Mays has recently been giving Jethro time off. She said she's been traveling with WPRA standout Lindsay Sears, who shares advice with Mays. Through conversations with Sears, Mays decided it may be a good idea to run her 9-year-old mare, Dora.
The move has given Dora extra experience and has allowed Jethro additional rest.
"He still knows he's the No. 1 guy," said Mays jokingly about jealous feelings Jethro may have toward Dora. "It's OK to let him go have a rest."
On her road to become a professional, Mays attended Walla Walla Community College on a rodeo scholarship. She said her career really took off when she acquired Jethro. It was then she "got really serious about having a shot in the (NPR) National Professional Rodeo."
Though Mays loves what she does, she said the life of a cowgirl can be exhausting. Sometimes she is able to bring her son with her, but she said it's hard when she's out on the road without her family.
"You have to love your job," Mays said. "I'll tell you what: It's hard. Today my son was at football practice, and I have to leave tomorrow. When (my family) can come with me, it's a great lifestyle. I like it, but I definitely miss out on some stuff."
Still, she's been able to reach high points in her career, which Mays considers her six year string of qualifying for the National Finals Rodeo in Las Vegas.
"Not until I go back to the hotel and watch myself compete," said Mays, when asked if she gets nervous competing on such a large stage. "I'm with these girls all year long, so it's just like another rodeo, but once I got back to my room, its like, 'wholly cow, that's really me on TV.'"
Mays said her goal coming into a rodeo is always to win, and the PRCA Lynden Rodeo is no different.
She has competed at Lynden more times than she can recall, and Mays said she's recorded a top time at least once.
"Lynden has been good to me," she said. "I like coming up there. The committee treats you as well as anyone can treat you. I think everyone should come out. We'd love the support."
Reach Andrew Lang at firstname.lastname@example.org or call 360-756-2862.
EIGHTH ANNUAL PRCA LYNDEN RODEO
When: 7:30 p.m. Friday-Saturday, Aug. 24-25

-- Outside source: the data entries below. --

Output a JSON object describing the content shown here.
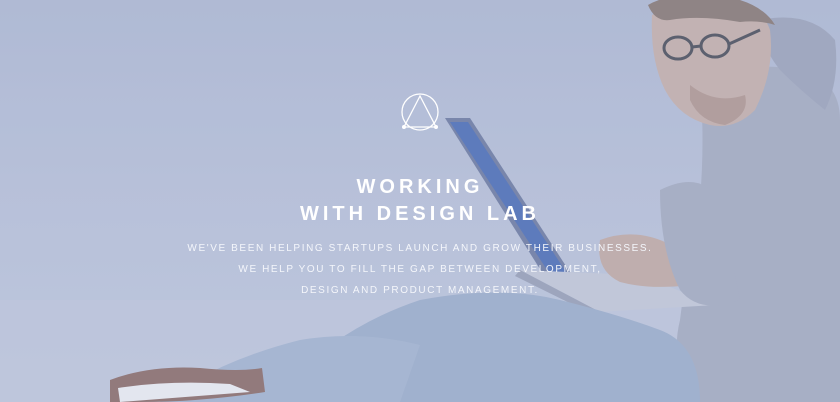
{
  "hero": {
    "title_line1": "WORKING",
    "title_line2": "WITH DESIGN LAB",
    "desc_line1": "WE'VE BEEN HELPING STARTUPS LAUNCH AND GROW THEIR BUSINESSES.",
    "desc_line2": "WE HELP YOU TO FILL THE GAP BETWEEN DEVELOPMENT,",
    "desc_line3": "DESIGN AND PRODUCT MANAGEMENT."
  },
  "icons": {
    "logo": "triangle-in-circle-logo-icon"
  },
  "colors": {
    "background": "#b7c0d8",
    "text": "#ffffff",
    "hoodie": "#a9b0c4",
    "laptop_screen": "#4e6fb8"
  }
}
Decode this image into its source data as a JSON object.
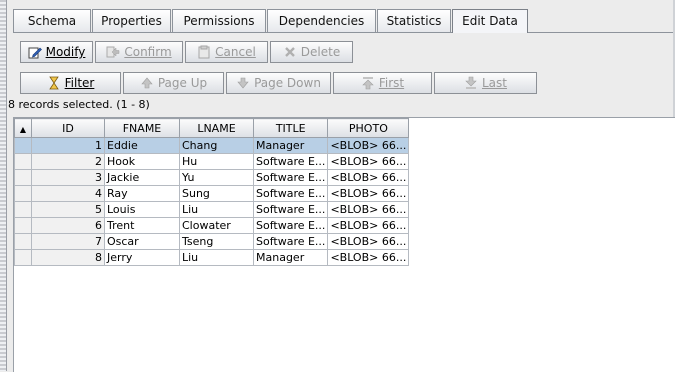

Where: Northwest Washington Fairgrounds in Lynden
Cost: $15 per person
More information: Visit nwwafair.com/rodeo
Reach ANDREW LANG at email@example.com or call ext. 862.